▶ Supplied information

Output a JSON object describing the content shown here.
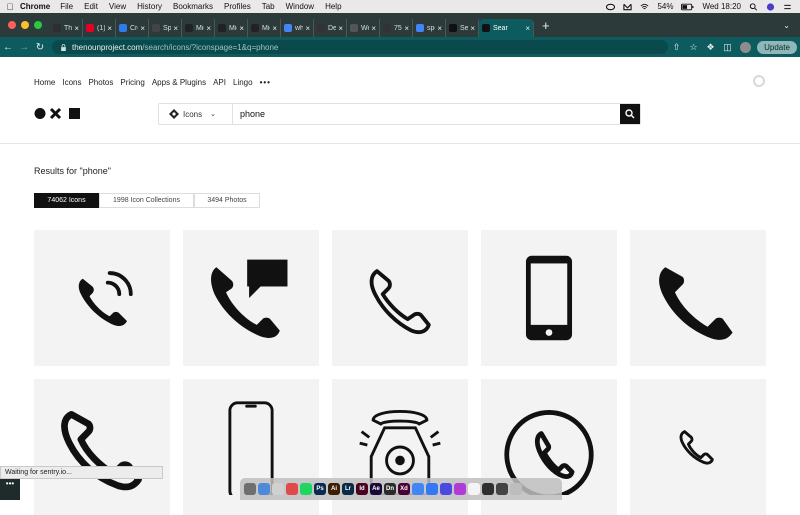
{
  "menubar": {
    "app": "Chrome",
    "items": [
      "File",
      "Edit",
      "View",
      "History",
      "Bookmarks",
      "Profiles",
      "Tab",
      "Window",
      "Help"
    ],
    "battery": "54%",
    "clock": "Wed 18:20"
  },
  "tabs": [
    {
      "title": "The",
      "color": "#2e2e2e"
    },
    {
      "title": "(1) P",
      "color": "#e60023"
    },
    {
      "title": "Crea",
      "color": "#2b7de9"
    },
    {
      "title": "Spot",
      "color": "#444444"
    },
    {
      "title": "Micr",
      "color": "#222222"
    },
    {
      "title": "Micr",
      "color": "#222222"
    },
    {
      "title": "Micr",
      "color": "#222222"
    },
    {
      "title": "whe",
      "color": "#4285f4"
    },
    {
      "title": "Des",
      "color": "#333333"
    },
    {
      "title": "Wed",
      "color": "#555555"
    },
    {
      "title": "750",
      "color": "#333333"
    },
    {
      "title": "spot",
      "color": "#4285f4"
    },
    {
      "title": "Sear",
      "color": "#111111"
    },
    {
      "title": "Sear",
      "color": "#111111",
      "active": true
    }
  ],
  "address": {
    "domain": "thenounproject.com",
    "path": "/search/icons/?iconspage=1&q=phone"
  },
  "update_label": "Update",
  "nav": {
    "items": [
      "Home",
      "Icons",
      "Photos",
      "Pricing",
      "Apps & Plugins",
      "API",
      "Lingo"
    ],
    "more": "•••"
  },
  "search": {
    "type": "Icons",
    "query": "phone"
  },
  "results_title": "Results for \"phone\"",
  "filters": [
    {
      "label": "74062 Icons",
      "active": true
    },
    {
      "label": "1998 Icon Collections",
      "active": false
    },
    {
      "label": "3494 Photos",
      "active": false
    }
  ],
  "status_text": "Waiting for sentry.io...",
  "dock_label": "•••",
  "dock_apps": [
    {
      "label": "",
      "color": "#6f6f6f"
    },
    {
      "label": "",
      "color": "#4f8ad8"
    },
    {
      "label": "",
      "color": "#d0d0d0"
    },
    {
      "label": "",
      "color": "#e04a4a"
    },
    {
      "label": "",
      "color": "#1ed760"
    },
    {
      "label": "Ps",
      "color": "#0b2c4e"
    },
    {
      "label": "Ai",
      "color": "#3b1f00"
    },
    {
      "label": "Lr",
      "color": "#0b2a45"
    },
    {
      "label": "Id",
      "color": "#49021f"
    },
    {
      "label": "Ae",
      "color": "#1a0a3a"
    },
    {
      "label": "Dn",
      "color": "#2b2b2b"
    },
    {
      "label": "Xd",
      "color": "#470137"
    },
    {
      "label": "",
      "color": "#4285f4"
    },
    {
      "label": "",
      "color": "#3478f6"
    },
    {
      "label": "",
      "color": "#4a4ae0"
    },
    {
      "label": "",
      "color": "#b03bd6"
    },
    {
      "label": "",
      "color": "#f4f4f4"
    },
    {
      "label": "",
      "color": "#2f2f2f"
    },
    {
      "label": "",
      "color": "#444444"
    },
    {
      "label": "",
      "color": "#bdbdbd"
    }
  ]
}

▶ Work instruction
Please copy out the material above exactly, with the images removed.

▶ Task output
Output a JSON object describing the content shown here.
{
  "menubar": {
    "app": "Chrome",
    "items": [
      "File",
      "Edit",
      "View",
      "History",
      "Bookmarks",
      "Profiles",
      "Tab",
      "Window",
      "Help"
    ],
    "battery": "54%",
    "clock": "Wed 18:20"
  },
  "tabs": [
    {
      "title": "The",
      "color": "#2e2e2e"
    },
    {
      "title": "(1) P",
      "color": "#e60023"
    },
    {
      "title": "Crea",
      "color": "#2b7de9"
    },
    {
      "title": "Spot",
      "color": "#444444"
    },
    {
      "title": "Micr",
      "color": "#222222"
    },
    {
      "title": "Micr",
      "color": "#222222"
    },
    {
      "title": "Micr",
      "color": "#222222"
    },
    {
      "title": "whe",
      "color": "#4285f4"
    },
    {
      "title": "Des",
      "color": "#333333"
    },
    {
      "title": "Wed",
      "color": "#555555"
    },
    {
      "title": "750",
      "color": "#333333"
    },
    {
      "title": "spot",
      "color": "#4285f4"
    },
    {
      "title": "Sear",
      "color": "#111111"
    },
    {
      "title": "Sear",
      "color": "#111111",
      "active": true
    }
  ],
  "address": {
    "domain": "thenounproject.com",
    "path": "/search/icons/?iconspage=1&q=phone"
  },
  "update_label": "Update",
  "nav": {
    "items": [
      "Home",
      "Icons",
      "Photos",
      "Pricing",
      "Apps & Plugins",
      "API",
      "Lingo"
    ],
    "more": "•••"
  },
  "search": {
    "type": "Icons",
    "query": "phone"
  },
  "results_title": "Results for \"phone\"",
  "filters": [
    {
      "label": "74062 Icons",
      "active": true
    },
    {
      "label": "1998 Icon Collections",
      "active": false
    },
    {
      "label": "3494 Photos",
      "active": false
    }
  ],
  "status_text": "Waiting for sentry.io...",
  "dock_label": "•••",
  "dock_apps": [
    {
      "label": "",
      "color": "#6f6f6f"
    },
    {
      "label": "",
      "color": "#4f8ad8"
    },
    {
      "label": "",
      "color": "#d0d0d0"
    },
    {
      "label": "",
      "color": "#e04a4a"
    },
    {
      "label": "",
      "color": "#1ed760"
    },
    {
      "label": "Ps",
      "color": "#0b2c4e"
    },
    {
      "label": "Ai",
      "color": "#3b1f00"
    },
    {
      "label": "Lr",
      "color": "#0b2a45"
    },
    {
      "label": "Id",
      "color": "#49021f"
    },
    {
      "label": "Ae",
      "color": "#1a0a3a"
    },
    {
      "label": "Dn",
      "color": "#2b2b2b"
    },
    {
      "label": "Xd",
      "color": "#470137"
    },
    {
      "label": "",
      "color": "#4285f4"
    },
    {
      "label": "",
      "color": "#3478f6"
    },
    {
      "label": "",
      "color": "#4a4ae0"
    },
    {
      "label": "",
      "color": "#b03bd6"
    },
    {
      "label": "",
      "color": "#f4f4f4"
    },
    {
      "label": "",
      "color": "#2f2f2f"
    },
    {
      "label": "",
      "color": "#444444"
    },
    {
      "label": "",
      "color": "#bdbdbd"
    }
  ]
}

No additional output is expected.